Vincent van Gogh: Overview


Birth Year : 1853
Death Year : 1890
Country : Netherlands


View a biographical overview of Vincent van Gogh's life, and learn about how he discovered art and eventually became one of the most famous artists in the world.

Vincent van Gogh would become one of the most well-known artists in the world. His paintings have become easily recognizable to cultures throughout the world, and he has become the archetypal “tortured artist.”

Van Gogh was born in 1853 and grew up in Holland. He was raised in a religious family with his father being a minister. When his school ended, Vincent followed his uncle’s profession and became an art dealer learning the trade in Holland and then working in England and France. Vincent was successful and initially happy with his work. However, he soon grew tired of the business of art, especially in Paris, and lost interest in the trade. After returning home, Vincent began to study theology. While very passionate and enthusiastic, he failed exams to enter a couple programs. Characteristic of his personality, he was intelligent, able to speak multiple languages, but he did not think that Latin was a language for preaching to the poor. During this period, he worked as a missionary in a coal mining community living with hard working poor common people. As his development as a preacher was stalling, his interest in those around him was increasing. His life as an artist was beginning.

In 1880, at 27 years old, Van Gogh entered the Académie Royale des Beaux-Arts in Brussels, Belgium. The following winter, living in Amsterdam, Vincent fell in love, had his heart broken, and began painting. The next few years would result in little success both in love and art.

Van Gogh’s Potato Eaters, his first major work, was painted in 1885. By this time, he was still having difficulty finding love, but was beginning to receive interest in his paintings. He was now fully devoting himself to painting: living frugally, studying color theory, and admiring the works of artists like Peter Paul Rubens. Unfortunately, as would be his entire life, his paintings were still difficult to sell. His brother Theo, an art dealer and the recipient of many letters from Vincent, commented that there should be more color in his work. Van Gogh was painting peasants and rural landscapes using dark earth tones. Around this same time, Impressionism, with its bright vivid colors, was becoming popular.

The next year, Vincent moved to Paris where his art began to take on the style that would make him famous. In Paris, he was discussing art with some of the most avant-garde and influential artists of his time – painters like Gauguin, Bernard, and Toulouse-Lautrec. He was using more color, applying the paint with thick, bold brushstrokes, and painted all that surrounded him. Van Gogh arranged to show his work, to positive reviews, but was still unable to sell any pieces.

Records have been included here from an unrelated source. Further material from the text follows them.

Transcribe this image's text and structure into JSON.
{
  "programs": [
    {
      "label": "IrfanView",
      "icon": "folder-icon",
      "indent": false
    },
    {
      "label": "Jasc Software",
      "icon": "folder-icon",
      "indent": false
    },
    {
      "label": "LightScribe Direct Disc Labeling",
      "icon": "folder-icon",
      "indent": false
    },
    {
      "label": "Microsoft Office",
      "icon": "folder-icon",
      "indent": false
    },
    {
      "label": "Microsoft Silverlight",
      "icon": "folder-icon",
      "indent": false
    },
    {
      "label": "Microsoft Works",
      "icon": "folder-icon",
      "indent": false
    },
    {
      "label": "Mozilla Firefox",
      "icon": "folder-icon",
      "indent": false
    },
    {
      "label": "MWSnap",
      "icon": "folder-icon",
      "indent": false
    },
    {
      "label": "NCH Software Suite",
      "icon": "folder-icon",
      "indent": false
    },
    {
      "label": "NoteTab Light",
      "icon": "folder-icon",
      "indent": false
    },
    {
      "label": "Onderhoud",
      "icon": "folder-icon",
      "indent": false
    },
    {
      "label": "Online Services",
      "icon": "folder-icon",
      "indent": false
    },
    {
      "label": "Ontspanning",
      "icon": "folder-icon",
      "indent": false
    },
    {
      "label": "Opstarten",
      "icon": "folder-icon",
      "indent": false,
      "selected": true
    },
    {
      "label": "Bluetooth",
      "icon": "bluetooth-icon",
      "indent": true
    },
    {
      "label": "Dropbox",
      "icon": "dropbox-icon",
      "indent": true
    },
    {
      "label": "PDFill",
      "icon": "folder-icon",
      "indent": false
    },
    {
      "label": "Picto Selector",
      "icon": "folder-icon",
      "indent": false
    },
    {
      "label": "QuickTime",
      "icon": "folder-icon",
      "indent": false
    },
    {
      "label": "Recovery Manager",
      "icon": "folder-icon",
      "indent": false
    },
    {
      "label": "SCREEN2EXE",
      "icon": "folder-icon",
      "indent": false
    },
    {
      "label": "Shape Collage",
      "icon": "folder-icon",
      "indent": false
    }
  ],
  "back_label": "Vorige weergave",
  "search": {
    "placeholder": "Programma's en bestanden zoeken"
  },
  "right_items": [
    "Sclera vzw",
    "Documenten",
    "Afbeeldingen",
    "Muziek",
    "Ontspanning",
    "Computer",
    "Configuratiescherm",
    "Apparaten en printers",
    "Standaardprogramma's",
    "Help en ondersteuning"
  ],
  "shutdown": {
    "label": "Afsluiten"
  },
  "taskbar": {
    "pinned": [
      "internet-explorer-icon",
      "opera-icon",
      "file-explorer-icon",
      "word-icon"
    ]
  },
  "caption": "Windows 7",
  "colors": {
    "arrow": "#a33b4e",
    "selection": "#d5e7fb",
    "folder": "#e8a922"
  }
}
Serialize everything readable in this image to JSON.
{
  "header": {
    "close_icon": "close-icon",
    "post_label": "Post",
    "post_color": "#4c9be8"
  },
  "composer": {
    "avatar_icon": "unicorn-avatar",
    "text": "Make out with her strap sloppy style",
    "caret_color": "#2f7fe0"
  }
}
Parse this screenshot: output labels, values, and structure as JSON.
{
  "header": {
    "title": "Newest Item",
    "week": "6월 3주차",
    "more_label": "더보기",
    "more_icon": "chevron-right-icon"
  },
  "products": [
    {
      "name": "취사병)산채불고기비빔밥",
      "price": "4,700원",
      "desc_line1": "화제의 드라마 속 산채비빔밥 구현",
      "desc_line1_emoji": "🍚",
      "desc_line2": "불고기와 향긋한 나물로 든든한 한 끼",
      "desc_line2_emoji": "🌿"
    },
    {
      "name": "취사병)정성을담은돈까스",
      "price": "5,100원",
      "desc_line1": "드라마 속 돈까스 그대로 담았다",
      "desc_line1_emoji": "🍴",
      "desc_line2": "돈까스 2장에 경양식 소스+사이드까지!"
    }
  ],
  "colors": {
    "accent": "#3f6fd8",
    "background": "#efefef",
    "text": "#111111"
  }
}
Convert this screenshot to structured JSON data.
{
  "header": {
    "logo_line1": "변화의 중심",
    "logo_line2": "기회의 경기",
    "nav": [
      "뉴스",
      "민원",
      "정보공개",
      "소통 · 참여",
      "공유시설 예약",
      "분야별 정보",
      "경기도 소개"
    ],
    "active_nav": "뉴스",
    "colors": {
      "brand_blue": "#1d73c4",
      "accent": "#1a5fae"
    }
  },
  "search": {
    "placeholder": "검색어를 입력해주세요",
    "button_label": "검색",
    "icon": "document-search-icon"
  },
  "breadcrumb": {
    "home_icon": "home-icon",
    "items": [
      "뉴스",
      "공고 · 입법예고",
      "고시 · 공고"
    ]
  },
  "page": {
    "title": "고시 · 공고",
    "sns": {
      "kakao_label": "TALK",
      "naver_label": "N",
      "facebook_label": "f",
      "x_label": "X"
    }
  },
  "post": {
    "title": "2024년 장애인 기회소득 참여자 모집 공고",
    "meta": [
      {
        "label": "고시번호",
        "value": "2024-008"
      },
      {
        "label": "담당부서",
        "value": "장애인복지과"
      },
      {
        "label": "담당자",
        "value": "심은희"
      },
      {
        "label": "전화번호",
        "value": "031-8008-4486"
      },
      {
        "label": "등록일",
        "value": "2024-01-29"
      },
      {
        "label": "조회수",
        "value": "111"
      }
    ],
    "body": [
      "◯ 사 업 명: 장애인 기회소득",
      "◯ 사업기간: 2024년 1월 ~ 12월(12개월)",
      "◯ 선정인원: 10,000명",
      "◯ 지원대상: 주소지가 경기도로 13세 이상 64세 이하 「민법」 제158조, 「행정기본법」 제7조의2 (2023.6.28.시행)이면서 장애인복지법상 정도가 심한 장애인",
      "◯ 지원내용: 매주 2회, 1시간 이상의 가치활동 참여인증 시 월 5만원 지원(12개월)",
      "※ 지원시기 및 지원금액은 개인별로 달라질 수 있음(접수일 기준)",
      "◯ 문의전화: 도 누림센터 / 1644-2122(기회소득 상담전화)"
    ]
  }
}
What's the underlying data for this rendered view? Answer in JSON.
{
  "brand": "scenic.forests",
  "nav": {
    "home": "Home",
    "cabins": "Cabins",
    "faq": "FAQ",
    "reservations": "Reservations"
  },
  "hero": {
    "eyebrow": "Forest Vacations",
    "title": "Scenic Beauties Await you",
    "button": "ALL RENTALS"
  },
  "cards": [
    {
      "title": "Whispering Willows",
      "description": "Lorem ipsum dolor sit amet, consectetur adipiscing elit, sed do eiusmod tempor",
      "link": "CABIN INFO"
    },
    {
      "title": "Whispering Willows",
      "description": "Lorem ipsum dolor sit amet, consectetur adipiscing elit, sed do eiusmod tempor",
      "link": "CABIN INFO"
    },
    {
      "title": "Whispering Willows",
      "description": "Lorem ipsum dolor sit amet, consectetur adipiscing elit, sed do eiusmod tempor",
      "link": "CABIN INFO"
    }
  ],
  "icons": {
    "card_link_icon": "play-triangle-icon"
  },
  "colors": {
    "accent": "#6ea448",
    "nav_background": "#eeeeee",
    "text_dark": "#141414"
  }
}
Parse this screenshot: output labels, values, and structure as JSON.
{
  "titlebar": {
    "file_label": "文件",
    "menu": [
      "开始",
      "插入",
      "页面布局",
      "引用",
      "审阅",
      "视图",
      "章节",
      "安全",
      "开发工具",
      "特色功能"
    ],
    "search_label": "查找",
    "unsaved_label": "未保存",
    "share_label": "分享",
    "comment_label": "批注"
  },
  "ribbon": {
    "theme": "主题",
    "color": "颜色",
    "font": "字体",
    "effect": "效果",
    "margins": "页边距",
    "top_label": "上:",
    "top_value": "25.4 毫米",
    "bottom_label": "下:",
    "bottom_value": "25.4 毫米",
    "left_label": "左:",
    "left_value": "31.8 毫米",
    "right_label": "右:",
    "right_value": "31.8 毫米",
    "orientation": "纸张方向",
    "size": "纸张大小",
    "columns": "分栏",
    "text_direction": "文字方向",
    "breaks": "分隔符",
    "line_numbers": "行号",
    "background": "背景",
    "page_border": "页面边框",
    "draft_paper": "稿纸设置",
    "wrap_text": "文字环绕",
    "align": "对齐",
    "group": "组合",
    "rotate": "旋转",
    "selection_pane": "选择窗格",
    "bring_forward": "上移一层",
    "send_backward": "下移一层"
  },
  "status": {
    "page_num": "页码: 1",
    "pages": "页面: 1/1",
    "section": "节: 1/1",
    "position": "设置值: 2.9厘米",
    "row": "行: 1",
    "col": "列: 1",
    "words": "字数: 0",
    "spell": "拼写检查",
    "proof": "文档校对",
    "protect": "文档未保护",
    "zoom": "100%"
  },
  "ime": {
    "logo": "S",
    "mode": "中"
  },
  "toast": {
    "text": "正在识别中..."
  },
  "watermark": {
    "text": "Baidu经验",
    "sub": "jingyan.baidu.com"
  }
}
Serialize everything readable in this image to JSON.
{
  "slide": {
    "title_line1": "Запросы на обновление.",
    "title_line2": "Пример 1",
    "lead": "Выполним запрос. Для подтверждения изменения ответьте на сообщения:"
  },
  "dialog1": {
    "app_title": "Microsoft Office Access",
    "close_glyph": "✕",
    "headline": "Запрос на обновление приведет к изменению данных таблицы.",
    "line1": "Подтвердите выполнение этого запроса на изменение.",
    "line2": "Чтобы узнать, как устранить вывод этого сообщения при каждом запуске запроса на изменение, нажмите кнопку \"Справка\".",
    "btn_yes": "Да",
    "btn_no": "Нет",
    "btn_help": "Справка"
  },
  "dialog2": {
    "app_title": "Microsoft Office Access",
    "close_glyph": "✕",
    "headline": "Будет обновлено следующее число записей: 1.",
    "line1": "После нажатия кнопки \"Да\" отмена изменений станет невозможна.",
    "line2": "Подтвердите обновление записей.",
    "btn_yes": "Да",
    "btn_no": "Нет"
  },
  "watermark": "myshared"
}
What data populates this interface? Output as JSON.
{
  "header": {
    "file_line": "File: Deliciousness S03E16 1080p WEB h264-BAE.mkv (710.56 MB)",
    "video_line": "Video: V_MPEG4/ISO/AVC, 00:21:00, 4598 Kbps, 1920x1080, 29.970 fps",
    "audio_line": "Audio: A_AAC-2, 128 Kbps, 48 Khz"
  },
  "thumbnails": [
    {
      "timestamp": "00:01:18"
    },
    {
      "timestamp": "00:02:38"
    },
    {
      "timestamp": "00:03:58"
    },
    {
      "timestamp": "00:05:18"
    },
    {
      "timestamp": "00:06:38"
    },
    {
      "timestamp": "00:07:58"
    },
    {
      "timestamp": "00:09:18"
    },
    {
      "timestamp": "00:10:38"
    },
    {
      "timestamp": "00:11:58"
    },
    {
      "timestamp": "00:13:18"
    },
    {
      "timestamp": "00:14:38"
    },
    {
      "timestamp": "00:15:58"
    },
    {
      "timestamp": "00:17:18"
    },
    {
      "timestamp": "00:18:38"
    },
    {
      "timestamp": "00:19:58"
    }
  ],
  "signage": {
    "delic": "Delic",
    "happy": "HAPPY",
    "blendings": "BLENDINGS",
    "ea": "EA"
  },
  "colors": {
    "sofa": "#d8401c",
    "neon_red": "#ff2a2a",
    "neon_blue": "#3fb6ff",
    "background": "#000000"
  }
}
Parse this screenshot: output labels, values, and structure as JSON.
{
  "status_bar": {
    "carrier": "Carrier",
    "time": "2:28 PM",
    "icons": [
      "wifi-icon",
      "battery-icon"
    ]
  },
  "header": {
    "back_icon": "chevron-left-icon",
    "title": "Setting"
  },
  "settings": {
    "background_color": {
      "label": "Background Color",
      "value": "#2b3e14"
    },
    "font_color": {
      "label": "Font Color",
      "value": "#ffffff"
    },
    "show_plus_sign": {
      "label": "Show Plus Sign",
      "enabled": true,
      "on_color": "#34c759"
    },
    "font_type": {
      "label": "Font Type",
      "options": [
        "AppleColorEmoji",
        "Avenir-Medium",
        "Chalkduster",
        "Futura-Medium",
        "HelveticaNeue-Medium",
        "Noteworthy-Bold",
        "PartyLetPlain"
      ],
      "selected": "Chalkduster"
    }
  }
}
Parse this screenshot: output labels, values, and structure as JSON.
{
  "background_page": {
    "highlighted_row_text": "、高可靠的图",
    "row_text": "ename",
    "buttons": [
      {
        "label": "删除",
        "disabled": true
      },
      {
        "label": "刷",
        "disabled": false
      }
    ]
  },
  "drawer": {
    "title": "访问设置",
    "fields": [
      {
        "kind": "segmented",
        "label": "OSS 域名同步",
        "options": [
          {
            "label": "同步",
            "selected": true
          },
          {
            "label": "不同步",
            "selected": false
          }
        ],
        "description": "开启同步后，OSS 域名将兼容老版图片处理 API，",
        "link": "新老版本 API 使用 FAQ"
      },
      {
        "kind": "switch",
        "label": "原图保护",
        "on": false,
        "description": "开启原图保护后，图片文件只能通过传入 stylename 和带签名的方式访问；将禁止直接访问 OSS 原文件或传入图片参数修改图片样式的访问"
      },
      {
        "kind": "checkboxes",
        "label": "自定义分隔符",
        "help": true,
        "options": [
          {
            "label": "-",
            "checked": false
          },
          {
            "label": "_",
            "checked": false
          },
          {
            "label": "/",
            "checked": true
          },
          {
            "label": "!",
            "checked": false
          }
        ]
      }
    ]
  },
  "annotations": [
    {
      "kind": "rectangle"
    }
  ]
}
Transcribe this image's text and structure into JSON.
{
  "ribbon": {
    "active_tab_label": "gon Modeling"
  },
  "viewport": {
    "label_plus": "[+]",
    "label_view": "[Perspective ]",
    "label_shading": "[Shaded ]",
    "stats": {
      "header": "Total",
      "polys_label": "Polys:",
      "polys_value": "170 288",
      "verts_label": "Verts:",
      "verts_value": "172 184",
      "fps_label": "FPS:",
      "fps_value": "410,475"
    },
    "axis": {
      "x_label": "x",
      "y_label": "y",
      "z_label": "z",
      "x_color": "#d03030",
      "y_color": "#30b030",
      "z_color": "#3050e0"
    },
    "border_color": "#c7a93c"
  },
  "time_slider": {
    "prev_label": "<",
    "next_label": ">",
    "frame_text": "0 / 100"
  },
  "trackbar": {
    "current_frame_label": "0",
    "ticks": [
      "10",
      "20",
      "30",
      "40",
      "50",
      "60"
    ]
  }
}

One of Van Gogh’s dreams as an artist was to start a colony for artists in Arles in the south of France. Vincent moved to Arles where he was joined by Gauguin. While there, Van Gogh entered the most productive and creative period of his life painting his famous Sunflowers. However, it also was a time of great turmoil for Vincent beginning a period of hospital stays for mental illness and physical decline.

After just ten years of painting and producing some 900 paintings, Vincent van Gogh took his own life in 1890. Never fully appreciated in his own time, it wouldn’t take long for the art world to recognize the genius they lost. Within twenty years of his death, there were memorial shows of his works all over the world – influencing generations of artists to come.



Next -- The Early Years
Sheaves of Wheat in A Field Geranium in a Flowerpot Portrait of Old Man with Beard Portrait of a Woman with Ribbon Self Portrait with Dark Felt Hat
Sheaves of Wheat in A Field Geranium in a Flowerpot Portrait of Old Man with Beard Portrait of a Woman with Red Ribbon Self Portrait with Dark Felt Hat
"A good picture is equivalent to a good deed."